Today’s readings are Exodus 13, Job 31, and Psalm 61.

This devotional is about Exodus 13:19: “Moses took the bones of Joseph with him because Joseph had made the Israelites swear an oath. He had said, “‘God will surely come to your aid, and then you must carry my bones up with you from this place.’”

Around 400 years passed between the death of Joseph and the birth of Moses. Joseph was certainly known among the Jewish people of Moses’s time; he was the father of two of the tribes of Israel, after all. But he was far from the forefront of anyone’s mind by the time the events of Exodus 13 happened.

All the best events of Joseph’s adult life happened in Egypt. In Egypt, he was wealthy and powerful. He was revered for saving the people from starvation even though his policies reduced them to slavery (Gen 47:21). Given all of this, it would be hard for anyone to criticize Joseph for not thinking of himself as an Egyptian. But 13:19 tells us that Joseph never gave up his Jewish heritage or hope. The fact that he commanded his descendants to dig up his bones and carry them to the Promised Land for burial shows you where his heart was. Joseph fully believed in the promises God had made to his family as this symbolic act demonstrated. Hebrews 11:22 referred to this verse and told us that Joseph’s instructions were an act of faith. Although God’s promises would be realized outside of his lifetime, Joseph believed firmly that they would happen.

In a sense, this happens to every believer in Christ when we die. Our hope is not just that we will live in heaven after death. Our hope is that all of God’s promises in Christ to us will be kept, including the resurrection he promised. We may not live to see the day that Christ returns but we will be raised again to reign with him if our hope and faith are truly in Jesus Christ.

Exodus 2, Job 19, Psalm 50

Today’s readings are Exodus 2, Job 19, and Psalm 50.

This devotional is about Job 19.

It is sometimes argued that the Old Testament does not teach an after-life. Job 19:25-27 is a clear text that contradicts that argument. This chapter continued the documentation of Job’s arguments with his friends. Although they came to him expressing a desire to comfort him in his sufferings, they made assumptions about Job and his morality and condemned him as a sinner by applying their incorrect assumptions to their simplistic theology.

Job, in this chapter, complained painfully about the words of his friends. He found their words to be “torment” (v. 2a) and begged them for “pity” (v. 21). Although Job was perplexed that God would bring this kind of suffering in his life, his faith in God’s existence and in life after death did not waver. In verse 25a, he affirmed his faith in God’s existence: “I know that my redeemer lives.” He went on in the latter half of that verse to state his confidence that, someday, God would walk this earth.

But notice verse 26: “And after my skin has been destroyed….” What destroys a person’s skin? Death. After a person’s body dies, it is buried to decompose. God created us from the dust of the ground and the earth reclaims its dust after we die. So Job here is acknowledging that his physical body will decompose. But notice that he said, “AFTER my skin has been destroyed, yet…. I will see God” (v. 26b). Job believed that there was life after this life is over and that in that life after death he would experience God personally and directly.

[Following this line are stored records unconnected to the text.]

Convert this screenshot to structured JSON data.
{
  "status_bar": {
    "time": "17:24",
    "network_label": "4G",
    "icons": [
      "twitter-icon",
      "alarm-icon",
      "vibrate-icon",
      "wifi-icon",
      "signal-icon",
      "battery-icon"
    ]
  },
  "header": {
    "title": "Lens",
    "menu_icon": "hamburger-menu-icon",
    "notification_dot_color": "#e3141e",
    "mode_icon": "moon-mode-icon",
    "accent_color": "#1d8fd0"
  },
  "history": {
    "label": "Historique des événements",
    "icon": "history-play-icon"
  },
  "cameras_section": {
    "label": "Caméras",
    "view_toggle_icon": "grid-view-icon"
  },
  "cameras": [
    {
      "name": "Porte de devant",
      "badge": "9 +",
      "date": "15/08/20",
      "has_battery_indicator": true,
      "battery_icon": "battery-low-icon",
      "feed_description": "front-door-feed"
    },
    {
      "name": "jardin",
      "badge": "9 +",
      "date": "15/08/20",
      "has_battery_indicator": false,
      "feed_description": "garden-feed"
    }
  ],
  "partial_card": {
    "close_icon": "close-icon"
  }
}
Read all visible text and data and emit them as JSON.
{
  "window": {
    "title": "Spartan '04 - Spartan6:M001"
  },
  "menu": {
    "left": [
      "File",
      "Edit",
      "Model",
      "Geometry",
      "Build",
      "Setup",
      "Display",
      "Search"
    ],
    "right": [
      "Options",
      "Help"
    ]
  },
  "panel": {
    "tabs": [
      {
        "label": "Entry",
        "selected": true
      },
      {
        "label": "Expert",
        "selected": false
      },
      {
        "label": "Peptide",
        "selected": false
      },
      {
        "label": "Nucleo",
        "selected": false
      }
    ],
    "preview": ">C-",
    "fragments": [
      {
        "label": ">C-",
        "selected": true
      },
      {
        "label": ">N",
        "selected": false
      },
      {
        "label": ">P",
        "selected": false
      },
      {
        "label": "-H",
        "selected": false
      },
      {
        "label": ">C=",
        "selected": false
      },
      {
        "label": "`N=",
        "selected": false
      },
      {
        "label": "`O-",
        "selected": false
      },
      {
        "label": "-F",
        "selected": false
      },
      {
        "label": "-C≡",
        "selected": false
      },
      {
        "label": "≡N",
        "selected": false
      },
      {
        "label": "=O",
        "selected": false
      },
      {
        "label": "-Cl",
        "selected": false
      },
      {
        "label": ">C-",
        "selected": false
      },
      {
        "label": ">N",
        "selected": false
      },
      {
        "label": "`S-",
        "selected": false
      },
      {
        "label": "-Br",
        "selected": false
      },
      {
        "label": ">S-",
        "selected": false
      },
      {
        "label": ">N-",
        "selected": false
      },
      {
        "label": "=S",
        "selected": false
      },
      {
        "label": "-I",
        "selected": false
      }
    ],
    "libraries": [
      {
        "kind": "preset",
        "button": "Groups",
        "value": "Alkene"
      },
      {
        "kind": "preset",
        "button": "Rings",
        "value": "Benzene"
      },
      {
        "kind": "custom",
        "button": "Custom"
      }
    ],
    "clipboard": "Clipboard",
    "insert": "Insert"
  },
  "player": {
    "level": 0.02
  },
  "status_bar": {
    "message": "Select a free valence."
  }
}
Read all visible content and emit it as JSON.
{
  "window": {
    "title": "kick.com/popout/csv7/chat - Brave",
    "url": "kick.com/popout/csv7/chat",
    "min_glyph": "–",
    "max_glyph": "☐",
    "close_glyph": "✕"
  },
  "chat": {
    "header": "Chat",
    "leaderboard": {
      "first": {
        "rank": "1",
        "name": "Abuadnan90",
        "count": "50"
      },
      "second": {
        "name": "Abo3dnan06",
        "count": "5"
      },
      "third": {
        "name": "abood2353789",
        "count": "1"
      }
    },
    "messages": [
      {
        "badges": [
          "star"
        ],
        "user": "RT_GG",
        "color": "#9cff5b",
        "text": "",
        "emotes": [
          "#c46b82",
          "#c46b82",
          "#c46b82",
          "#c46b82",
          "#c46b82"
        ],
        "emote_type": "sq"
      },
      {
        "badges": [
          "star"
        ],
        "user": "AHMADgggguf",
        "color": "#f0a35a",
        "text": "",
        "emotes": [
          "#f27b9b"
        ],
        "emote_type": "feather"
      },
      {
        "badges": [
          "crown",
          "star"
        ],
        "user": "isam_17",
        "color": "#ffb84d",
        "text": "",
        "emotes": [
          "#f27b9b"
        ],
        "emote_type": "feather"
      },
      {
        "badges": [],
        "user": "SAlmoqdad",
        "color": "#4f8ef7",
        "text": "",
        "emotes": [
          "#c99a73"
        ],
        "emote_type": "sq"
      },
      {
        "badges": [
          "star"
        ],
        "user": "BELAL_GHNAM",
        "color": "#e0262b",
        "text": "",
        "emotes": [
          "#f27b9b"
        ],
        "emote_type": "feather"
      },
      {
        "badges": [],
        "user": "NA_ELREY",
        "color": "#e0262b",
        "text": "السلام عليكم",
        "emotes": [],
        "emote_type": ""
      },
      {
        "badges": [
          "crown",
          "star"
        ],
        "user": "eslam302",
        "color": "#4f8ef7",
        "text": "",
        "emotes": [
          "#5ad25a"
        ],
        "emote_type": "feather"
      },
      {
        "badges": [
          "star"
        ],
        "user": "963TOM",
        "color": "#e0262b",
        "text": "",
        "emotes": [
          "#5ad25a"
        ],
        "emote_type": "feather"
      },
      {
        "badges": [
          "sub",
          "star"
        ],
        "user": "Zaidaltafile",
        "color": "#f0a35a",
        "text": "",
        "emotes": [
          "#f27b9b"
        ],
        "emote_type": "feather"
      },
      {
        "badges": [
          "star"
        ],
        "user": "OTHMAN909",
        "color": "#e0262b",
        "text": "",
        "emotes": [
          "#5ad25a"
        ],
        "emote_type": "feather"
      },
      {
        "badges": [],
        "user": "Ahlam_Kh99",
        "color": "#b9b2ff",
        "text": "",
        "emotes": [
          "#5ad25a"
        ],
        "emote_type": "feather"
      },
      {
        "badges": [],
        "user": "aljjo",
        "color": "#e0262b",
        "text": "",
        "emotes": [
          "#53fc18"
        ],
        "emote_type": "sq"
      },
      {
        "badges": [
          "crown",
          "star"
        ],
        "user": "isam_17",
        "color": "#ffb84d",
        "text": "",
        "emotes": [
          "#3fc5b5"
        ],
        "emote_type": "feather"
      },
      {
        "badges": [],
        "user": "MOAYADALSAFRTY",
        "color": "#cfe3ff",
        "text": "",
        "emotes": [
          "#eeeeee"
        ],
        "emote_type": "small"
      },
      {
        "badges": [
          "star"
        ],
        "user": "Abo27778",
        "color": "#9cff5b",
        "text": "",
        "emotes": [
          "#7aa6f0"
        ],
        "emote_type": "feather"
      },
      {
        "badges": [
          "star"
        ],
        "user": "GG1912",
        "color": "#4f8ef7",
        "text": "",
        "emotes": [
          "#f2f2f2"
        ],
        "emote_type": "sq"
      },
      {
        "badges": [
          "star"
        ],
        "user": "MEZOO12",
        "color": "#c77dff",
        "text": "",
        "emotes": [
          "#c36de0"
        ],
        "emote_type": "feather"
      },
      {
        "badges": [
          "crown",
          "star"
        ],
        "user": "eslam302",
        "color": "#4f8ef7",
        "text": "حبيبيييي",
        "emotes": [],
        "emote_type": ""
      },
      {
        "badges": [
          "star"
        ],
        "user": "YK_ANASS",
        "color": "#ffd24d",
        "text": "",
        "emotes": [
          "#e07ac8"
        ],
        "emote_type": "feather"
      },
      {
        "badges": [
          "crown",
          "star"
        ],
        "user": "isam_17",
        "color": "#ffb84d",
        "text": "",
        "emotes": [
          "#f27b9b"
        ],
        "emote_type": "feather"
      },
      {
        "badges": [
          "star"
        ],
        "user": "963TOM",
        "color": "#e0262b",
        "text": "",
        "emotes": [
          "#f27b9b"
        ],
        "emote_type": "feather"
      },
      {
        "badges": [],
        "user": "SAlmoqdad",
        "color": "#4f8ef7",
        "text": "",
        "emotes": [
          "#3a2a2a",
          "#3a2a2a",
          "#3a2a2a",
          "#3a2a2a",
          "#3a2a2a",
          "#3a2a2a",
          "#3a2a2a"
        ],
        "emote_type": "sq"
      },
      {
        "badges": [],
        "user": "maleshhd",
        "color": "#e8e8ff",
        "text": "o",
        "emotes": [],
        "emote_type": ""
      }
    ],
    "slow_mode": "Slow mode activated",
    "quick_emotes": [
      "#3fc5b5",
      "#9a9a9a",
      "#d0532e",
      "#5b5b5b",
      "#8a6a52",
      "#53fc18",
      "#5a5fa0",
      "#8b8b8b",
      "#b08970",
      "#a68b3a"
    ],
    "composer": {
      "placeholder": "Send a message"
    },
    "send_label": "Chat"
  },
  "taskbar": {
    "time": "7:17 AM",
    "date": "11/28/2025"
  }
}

Notice the phrase I omitted, however, from verse 26b: “…yet IN MY FLESH I will see God.” This phrase shows that Job understood not only that he would meet God after death but that there would be a bodily resurrection that he, Job, would experience personally.

This is our hope as well. In Christ’s resurrection, we have been raised spiritually to walk a new life. But the curse of physical death is still upon us until the final resurrection. While we may fear the process of death, the pain and sadness that it causes, there is no reason to fear death itself. Because of Christ, we may have confidence that we will see God personally, in the flesh, at the final resurrection. That meeting will be a loving reunion between our Father and his children or a moment of final judgment for those who have rejected God and his word and his Son in this life. Put your hope in God, therefore, if you haven’t already. He will bring you through the process of death and safely into his kingdom for eternity.

No doubt about it.